* **Exercise requirements**:
Whenever a line in the records below contains "title", pick it out.

[Component data from apps and pages]
=== Section Start ===

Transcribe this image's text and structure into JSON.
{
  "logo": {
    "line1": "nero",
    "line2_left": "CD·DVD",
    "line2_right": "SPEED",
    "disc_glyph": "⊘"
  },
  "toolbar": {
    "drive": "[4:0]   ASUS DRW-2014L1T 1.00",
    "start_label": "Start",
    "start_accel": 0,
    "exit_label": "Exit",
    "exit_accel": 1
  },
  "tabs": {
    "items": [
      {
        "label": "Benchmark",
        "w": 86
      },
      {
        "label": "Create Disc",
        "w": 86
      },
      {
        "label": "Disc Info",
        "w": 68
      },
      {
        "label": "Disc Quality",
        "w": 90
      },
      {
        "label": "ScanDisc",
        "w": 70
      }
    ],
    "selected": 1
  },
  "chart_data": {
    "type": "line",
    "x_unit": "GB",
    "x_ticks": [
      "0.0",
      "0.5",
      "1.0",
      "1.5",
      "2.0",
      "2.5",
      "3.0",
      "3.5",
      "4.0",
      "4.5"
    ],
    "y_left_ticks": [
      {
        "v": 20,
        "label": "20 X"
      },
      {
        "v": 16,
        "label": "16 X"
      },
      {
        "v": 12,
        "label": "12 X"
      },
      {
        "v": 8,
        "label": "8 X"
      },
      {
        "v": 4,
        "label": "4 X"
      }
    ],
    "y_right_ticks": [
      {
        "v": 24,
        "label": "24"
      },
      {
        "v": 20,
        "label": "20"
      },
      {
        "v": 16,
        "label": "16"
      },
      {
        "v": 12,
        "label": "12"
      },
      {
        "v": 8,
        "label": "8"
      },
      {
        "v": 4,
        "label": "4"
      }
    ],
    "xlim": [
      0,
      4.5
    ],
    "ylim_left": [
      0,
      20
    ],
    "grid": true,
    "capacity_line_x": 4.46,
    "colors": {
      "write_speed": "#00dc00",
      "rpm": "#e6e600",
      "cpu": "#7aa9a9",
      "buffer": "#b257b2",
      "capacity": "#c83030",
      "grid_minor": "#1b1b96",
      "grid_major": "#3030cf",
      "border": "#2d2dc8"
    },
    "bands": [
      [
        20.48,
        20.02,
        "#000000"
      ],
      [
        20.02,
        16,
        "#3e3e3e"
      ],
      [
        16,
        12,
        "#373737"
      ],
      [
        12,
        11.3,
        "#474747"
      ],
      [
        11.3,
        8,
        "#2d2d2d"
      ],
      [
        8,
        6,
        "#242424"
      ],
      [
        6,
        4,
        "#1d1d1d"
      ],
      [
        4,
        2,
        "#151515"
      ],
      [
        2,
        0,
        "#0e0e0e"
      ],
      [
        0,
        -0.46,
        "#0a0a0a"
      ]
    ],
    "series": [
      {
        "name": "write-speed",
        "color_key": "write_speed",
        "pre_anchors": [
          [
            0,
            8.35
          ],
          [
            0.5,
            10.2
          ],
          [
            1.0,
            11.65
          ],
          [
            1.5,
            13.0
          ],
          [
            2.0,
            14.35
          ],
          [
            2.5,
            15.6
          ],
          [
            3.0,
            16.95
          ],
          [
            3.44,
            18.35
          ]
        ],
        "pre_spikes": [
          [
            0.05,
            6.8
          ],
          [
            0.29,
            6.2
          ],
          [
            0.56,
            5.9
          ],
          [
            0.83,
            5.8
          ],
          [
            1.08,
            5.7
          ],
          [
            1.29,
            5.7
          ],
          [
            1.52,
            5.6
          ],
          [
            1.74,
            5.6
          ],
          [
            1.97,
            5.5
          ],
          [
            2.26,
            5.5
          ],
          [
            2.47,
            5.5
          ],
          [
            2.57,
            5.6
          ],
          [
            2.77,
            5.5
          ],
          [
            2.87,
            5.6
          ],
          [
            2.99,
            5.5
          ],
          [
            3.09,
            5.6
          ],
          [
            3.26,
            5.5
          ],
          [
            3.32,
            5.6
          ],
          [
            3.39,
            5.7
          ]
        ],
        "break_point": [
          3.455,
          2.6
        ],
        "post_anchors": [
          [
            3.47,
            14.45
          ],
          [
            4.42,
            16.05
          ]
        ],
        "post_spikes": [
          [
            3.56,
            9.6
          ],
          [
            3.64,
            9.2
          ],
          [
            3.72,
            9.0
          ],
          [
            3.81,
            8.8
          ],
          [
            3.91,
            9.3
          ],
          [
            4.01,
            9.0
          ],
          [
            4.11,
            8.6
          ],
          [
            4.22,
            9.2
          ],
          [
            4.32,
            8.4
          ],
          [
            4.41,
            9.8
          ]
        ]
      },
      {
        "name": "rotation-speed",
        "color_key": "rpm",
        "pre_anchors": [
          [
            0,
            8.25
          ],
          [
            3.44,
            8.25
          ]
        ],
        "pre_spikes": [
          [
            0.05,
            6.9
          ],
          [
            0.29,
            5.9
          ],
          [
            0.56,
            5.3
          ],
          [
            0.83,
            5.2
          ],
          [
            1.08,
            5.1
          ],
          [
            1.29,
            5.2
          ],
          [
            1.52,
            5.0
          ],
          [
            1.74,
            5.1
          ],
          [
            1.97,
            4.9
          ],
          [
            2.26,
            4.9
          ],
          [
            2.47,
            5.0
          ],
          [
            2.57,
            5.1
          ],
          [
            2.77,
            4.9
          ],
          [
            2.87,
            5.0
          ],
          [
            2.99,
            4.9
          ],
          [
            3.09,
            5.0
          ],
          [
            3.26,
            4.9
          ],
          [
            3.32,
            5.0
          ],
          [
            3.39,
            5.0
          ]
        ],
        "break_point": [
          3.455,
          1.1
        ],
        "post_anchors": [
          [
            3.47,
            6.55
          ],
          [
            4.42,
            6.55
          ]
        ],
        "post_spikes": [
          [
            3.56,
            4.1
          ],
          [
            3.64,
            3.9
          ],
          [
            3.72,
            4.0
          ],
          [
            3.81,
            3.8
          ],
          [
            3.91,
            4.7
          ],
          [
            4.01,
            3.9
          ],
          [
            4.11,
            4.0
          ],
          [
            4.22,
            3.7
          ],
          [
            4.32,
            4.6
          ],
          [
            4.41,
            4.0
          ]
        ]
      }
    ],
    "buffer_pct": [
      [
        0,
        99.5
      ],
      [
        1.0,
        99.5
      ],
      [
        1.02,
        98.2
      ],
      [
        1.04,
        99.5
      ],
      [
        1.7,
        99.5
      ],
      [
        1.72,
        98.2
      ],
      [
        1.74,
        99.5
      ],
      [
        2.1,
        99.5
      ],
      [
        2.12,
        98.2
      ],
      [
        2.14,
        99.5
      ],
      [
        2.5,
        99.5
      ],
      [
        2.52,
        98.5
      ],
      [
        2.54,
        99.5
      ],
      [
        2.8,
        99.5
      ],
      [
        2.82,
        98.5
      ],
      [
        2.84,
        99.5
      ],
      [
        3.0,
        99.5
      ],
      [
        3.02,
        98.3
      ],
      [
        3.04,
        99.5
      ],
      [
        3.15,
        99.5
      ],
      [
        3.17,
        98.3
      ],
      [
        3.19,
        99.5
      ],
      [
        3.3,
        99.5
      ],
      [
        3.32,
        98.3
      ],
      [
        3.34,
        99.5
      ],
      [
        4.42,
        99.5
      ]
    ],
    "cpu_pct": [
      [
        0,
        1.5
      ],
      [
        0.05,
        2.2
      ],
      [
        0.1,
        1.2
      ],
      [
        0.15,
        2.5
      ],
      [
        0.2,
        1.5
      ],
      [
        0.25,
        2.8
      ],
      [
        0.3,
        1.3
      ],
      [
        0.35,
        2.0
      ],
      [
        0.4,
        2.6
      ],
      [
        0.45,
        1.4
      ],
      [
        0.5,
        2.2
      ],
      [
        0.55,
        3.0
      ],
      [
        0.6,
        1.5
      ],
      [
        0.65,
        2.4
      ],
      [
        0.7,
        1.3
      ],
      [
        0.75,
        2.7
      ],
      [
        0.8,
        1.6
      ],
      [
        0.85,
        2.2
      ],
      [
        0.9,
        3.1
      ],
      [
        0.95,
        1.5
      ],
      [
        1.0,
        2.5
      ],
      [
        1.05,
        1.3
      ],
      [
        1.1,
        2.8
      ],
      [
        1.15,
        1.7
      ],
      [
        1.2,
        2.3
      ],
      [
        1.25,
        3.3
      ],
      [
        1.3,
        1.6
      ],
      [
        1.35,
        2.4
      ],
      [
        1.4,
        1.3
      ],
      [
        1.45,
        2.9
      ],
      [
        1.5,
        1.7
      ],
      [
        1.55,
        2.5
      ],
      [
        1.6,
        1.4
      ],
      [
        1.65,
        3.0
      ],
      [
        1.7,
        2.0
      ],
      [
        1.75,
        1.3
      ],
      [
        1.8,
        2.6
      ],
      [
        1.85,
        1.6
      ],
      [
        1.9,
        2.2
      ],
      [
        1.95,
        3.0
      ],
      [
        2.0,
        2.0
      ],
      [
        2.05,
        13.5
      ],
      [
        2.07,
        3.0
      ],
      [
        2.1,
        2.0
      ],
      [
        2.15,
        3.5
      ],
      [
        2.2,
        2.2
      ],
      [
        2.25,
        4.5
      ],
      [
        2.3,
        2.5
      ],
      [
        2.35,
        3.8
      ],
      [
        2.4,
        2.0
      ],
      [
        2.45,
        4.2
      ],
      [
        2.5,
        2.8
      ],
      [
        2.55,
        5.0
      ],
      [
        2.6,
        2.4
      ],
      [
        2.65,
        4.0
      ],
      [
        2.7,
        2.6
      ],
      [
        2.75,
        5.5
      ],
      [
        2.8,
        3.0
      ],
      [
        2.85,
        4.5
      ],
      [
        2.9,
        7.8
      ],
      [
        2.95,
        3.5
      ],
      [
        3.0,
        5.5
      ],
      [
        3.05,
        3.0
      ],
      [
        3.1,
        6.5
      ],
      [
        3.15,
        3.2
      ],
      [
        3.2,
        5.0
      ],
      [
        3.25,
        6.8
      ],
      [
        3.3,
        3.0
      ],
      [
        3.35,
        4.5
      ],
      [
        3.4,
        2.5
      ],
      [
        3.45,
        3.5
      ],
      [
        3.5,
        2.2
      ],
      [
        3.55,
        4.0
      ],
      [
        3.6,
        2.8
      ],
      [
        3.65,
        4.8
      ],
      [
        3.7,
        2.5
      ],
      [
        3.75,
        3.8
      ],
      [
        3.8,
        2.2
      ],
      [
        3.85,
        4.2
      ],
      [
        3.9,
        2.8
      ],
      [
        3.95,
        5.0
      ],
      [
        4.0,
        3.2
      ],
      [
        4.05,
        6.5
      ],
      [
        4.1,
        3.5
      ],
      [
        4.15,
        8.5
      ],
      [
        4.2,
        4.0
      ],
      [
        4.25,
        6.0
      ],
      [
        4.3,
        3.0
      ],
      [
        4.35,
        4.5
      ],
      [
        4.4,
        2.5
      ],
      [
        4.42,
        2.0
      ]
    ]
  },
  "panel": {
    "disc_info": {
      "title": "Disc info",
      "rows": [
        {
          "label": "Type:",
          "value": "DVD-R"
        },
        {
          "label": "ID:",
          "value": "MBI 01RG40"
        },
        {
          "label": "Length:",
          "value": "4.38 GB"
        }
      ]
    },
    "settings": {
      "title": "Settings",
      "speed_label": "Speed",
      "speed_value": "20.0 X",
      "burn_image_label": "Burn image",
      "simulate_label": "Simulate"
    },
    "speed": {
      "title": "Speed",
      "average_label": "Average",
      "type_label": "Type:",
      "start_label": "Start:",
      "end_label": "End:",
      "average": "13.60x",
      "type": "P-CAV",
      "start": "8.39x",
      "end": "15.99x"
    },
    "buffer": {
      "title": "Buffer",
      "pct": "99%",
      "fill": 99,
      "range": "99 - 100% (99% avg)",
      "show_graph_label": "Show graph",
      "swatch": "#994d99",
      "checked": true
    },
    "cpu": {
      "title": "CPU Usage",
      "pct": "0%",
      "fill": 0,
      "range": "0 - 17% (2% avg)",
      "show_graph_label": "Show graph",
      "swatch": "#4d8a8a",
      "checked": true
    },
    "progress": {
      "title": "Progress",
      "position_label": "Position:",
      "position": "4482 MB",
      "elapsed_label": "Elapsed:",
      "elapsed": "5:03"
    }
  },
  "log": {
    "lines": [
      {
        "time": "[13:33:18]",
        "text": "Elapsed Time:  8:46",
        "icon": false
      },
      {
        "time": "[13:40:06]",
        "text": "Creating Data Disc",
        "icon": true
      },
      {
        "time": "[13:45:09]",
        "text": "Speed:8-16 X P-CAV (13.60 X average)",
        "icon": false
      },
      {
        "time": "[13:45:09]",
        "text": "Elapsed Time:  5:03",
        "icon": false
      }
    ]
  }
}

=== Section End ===

* **Answer space**:
      "title": "Disc info",
      "title": "Settings",
      "title": "Speed",
      "title": "Buffer",
      "title": "CPU Usage",
      "title": "Progress",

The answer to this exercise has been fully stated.